Whereas normal cells cycle through stages when they grow, divide and eventually die, senescent cells can remain alive and appear “zombie”, a state that involves the release of factors that affect neighboring cells. The presence of important amounts of senescent cells in our bodies as we age may induce several conditions such as osteoporosis, osteoarthritis and vascular disease.
A more recent study was published last year (2018) showing that in a senescence animal model, a combination of two existing drugs (dasatinib and quercetin) prevented cell damage, eliminated the senescent cells from tissues and restored function. The same combination of drugs, when administered to normal mice, extended their life (in older mice) and health span (when given to younger mice).
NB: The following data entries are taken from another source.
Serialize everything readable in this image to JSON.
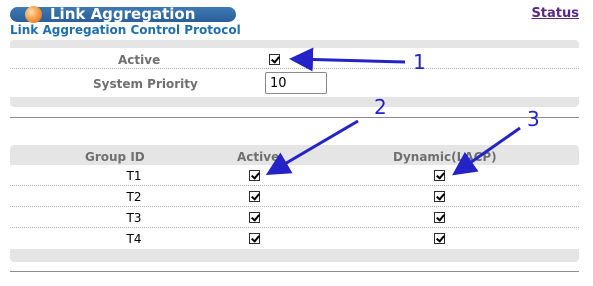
{
  "header": {
    "title": "Link Aggregation",
    "status_link": "Status",
    "subtitle": "Link Aggregation Control Protocol"
  },
  "lacp": {
    "active_label": "Active",
    "active_checked": true,
    "system_priority_label": "System Priority",
    "system_priority_value": "10"
  },
  "groups": {
    "columns": [
      "Group ID",
      "Active",
      "Dynamic(LACP)"
    ],
    "rows": [
      {
        "id": "T1",
        "active": true,
        "dynamic": true
      },
      {
        "id": "T2",
        "active": true,
        "dynamic": true
      },
      {
        "id": "T3",
        "active": true,
        "dynamic": true
      },
      {
        "id": "T4",
        "active": true,
        "dynamic": true
      }
    ]
  },
  "annotations": [
    "1",
    "2",
    "3"
  ],
  "colors": {
    "title_bar": "#2f6aa6",
    "subtitle": "#1f6fb0",
    "status_link": "#5a2a82",
    "annotation": "#2323c8",
    "panel": "#e5e5e5"
  }
}
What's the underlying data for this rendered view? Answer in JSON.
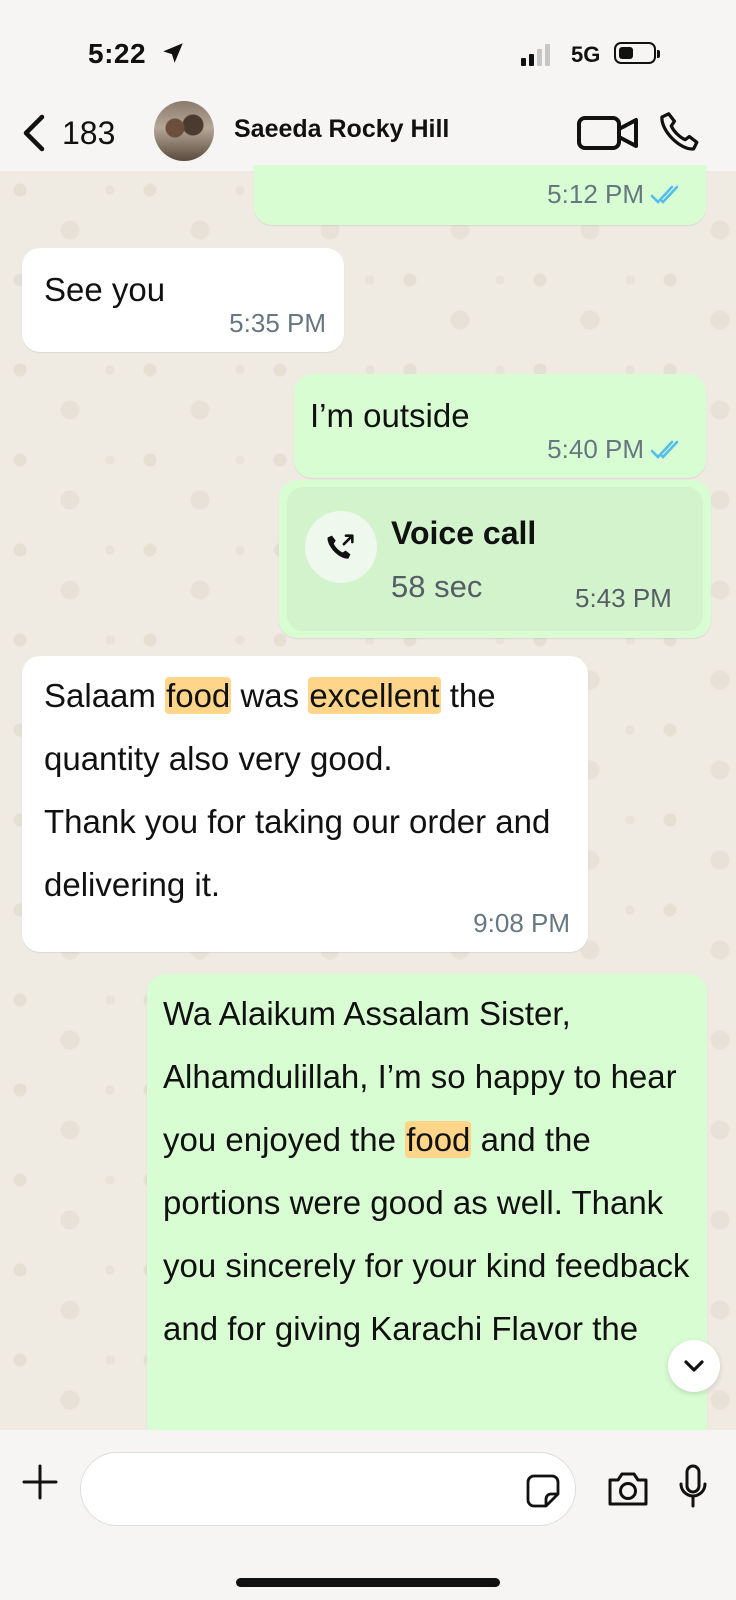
{
  "status_bar": {
    "time": "5:22",
    "network": "5G"
  },
  "header": {
    "back_count": "183",
    "contact_name": "Saeeda Rocky Hill"
  },
  "messages": [
    {
      "direction": "out",
      "text": "",
      "time": "5:12 PM",
      "read": true
    },
    {
      "direction": "in",
      "text": "See you",
      "time": "5:35 PM"
    },
    {
      "direction": "out",
      "text": "I’m outside",
      "time": "5:40 PM",
      "read": true
    },
    {
      "direction": "out",
      "type": "call",
      "title": "Voice call",
      "duration": "58 sec",
      "time": "5:43 PM"
    },
    {
      "direction": "in",
      "parts": [
        "Salaam ",
        "food",
        " was ",
        "excellent",
        " the quantity also very good.",
        "Thank you for taking our order and delivering it."
      ],
      "time": "9:08 PM"
    },
    {
      "direction": "out",
      "parts": [
        "Wa Alaikum Assalam Sister, Alhamdulillah, I’m so happy to hear you enjoyed the ",
        "food",
        " and the portions were good as well. Thank you sincerely for your kind feedback and for giving Karachi Flavor the"
      ]
    }
  ],
  "highlight_color": "#ffd58a",
  "composer": {
    "placeholder": ""
  },
  "colors": {
    "incoming_bubble": "#ffffff",
    "outgoing_bubble": "#d9fdd3",
    "read_ticks": "#53bdeb"
  },
  "icons": [
    "location-arrow-icon",
    "back-chevron-icon",
    "video-call-icon",
    "phone-icon",
    "outgoing-call-icon",
    "double-check-icon",
    "chevron-down-icon",
    "plus-icon",
    "sticker-icon",
    "camera-icon",
    "microphone-icon"
  ]
}
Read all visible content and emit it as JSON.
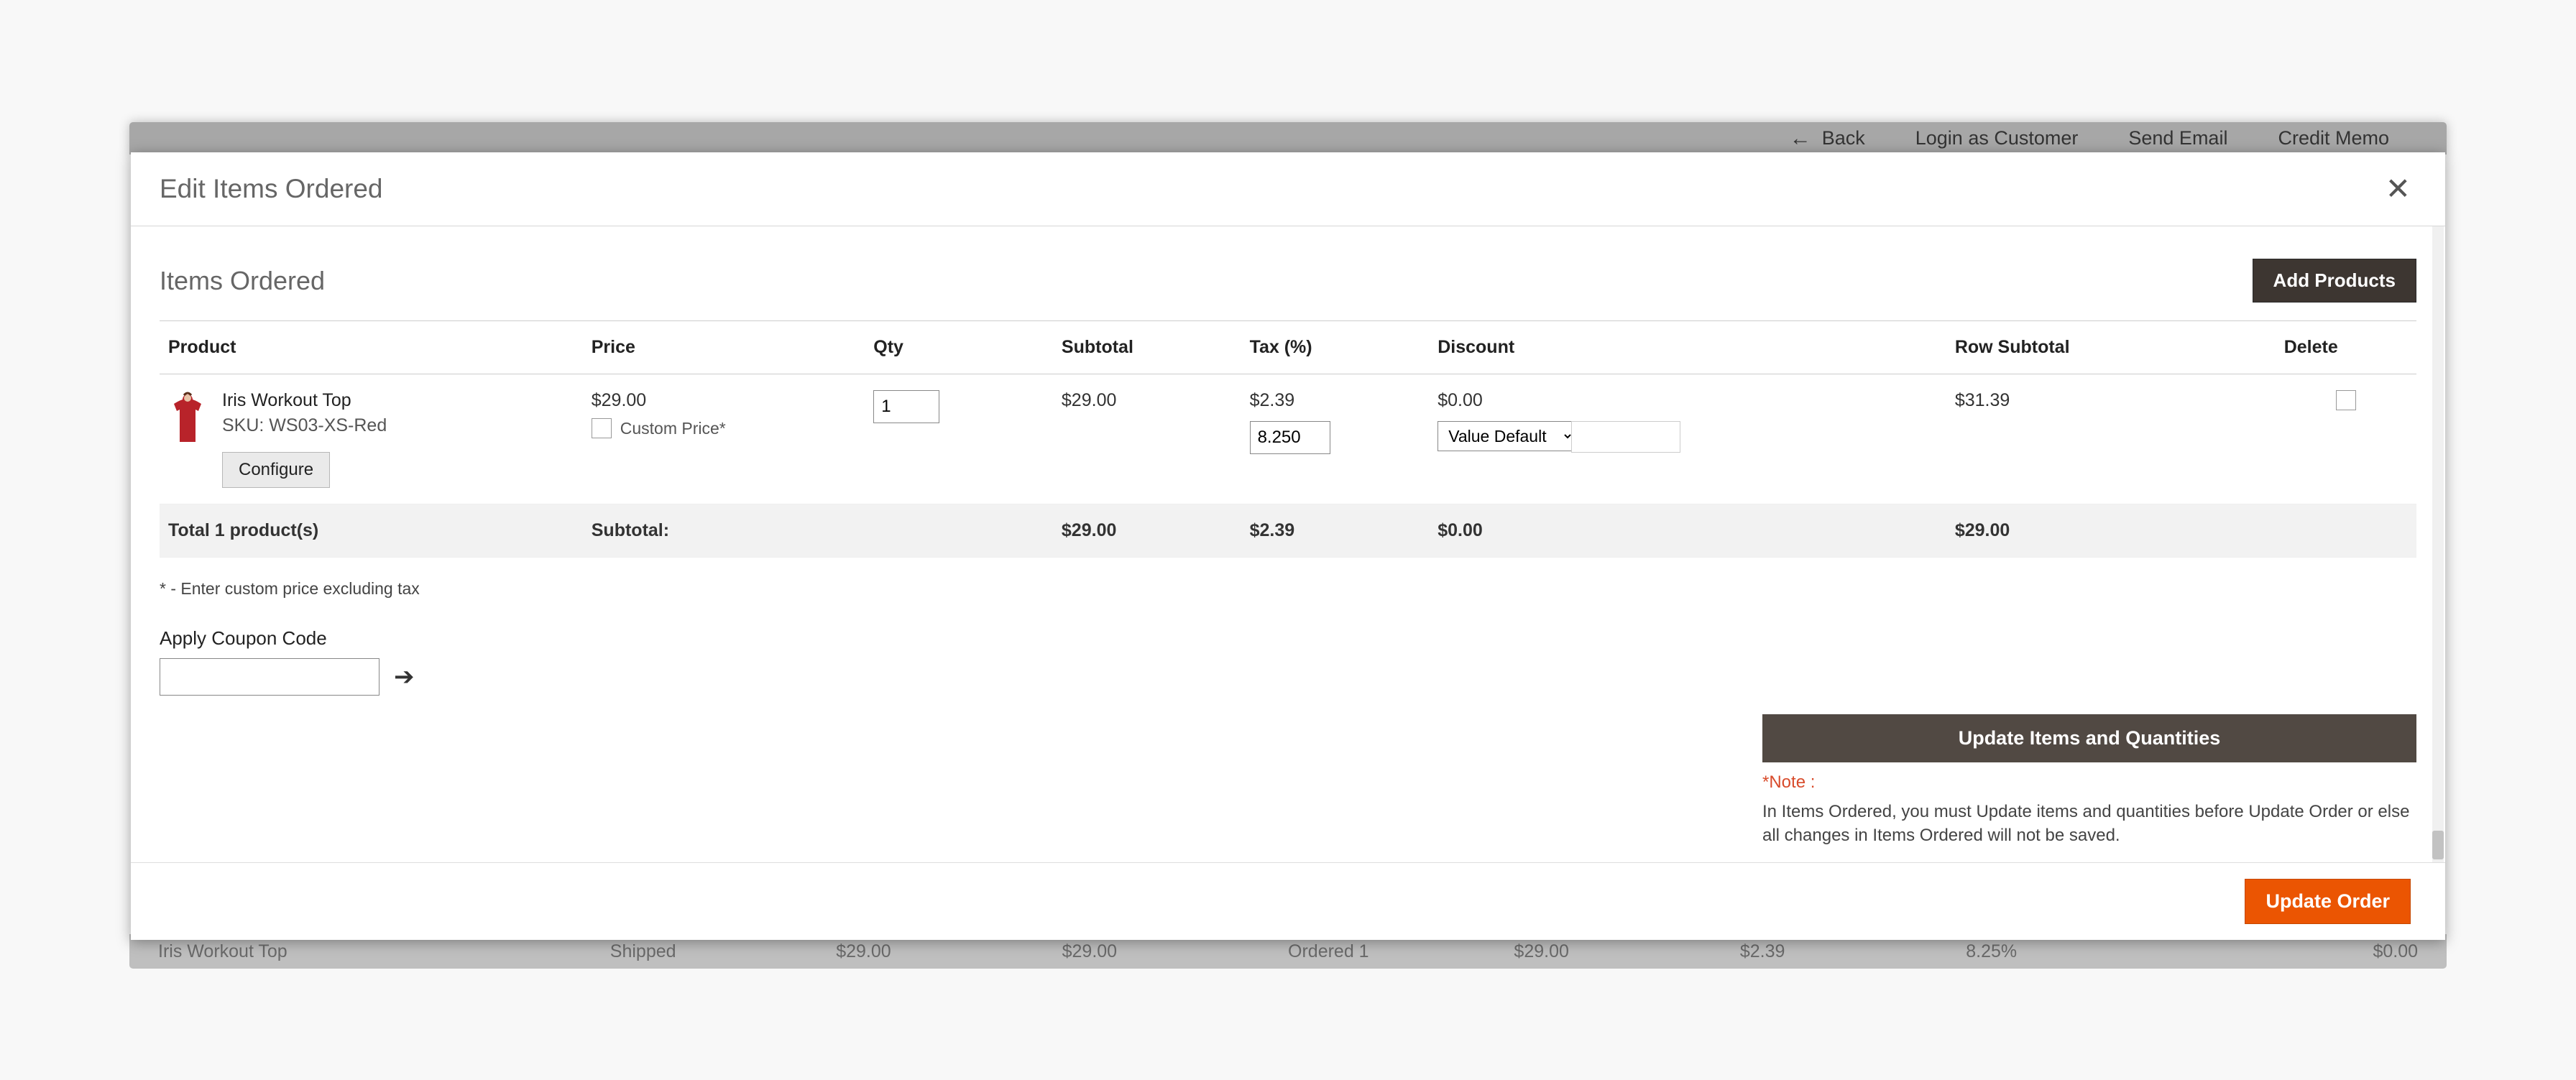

Dasatinib is an existing drug used to treat some forms of leukemia; quercetin is a flavonol found in fruits and vegetables such as apples and berries berries, cruciferous vegetables (broccoli, Brussels sprouts, cauliflower, collard greens, cabbage), capers, grapes, onions, shallots, tea, and tomatoes, and many seeds and nuts.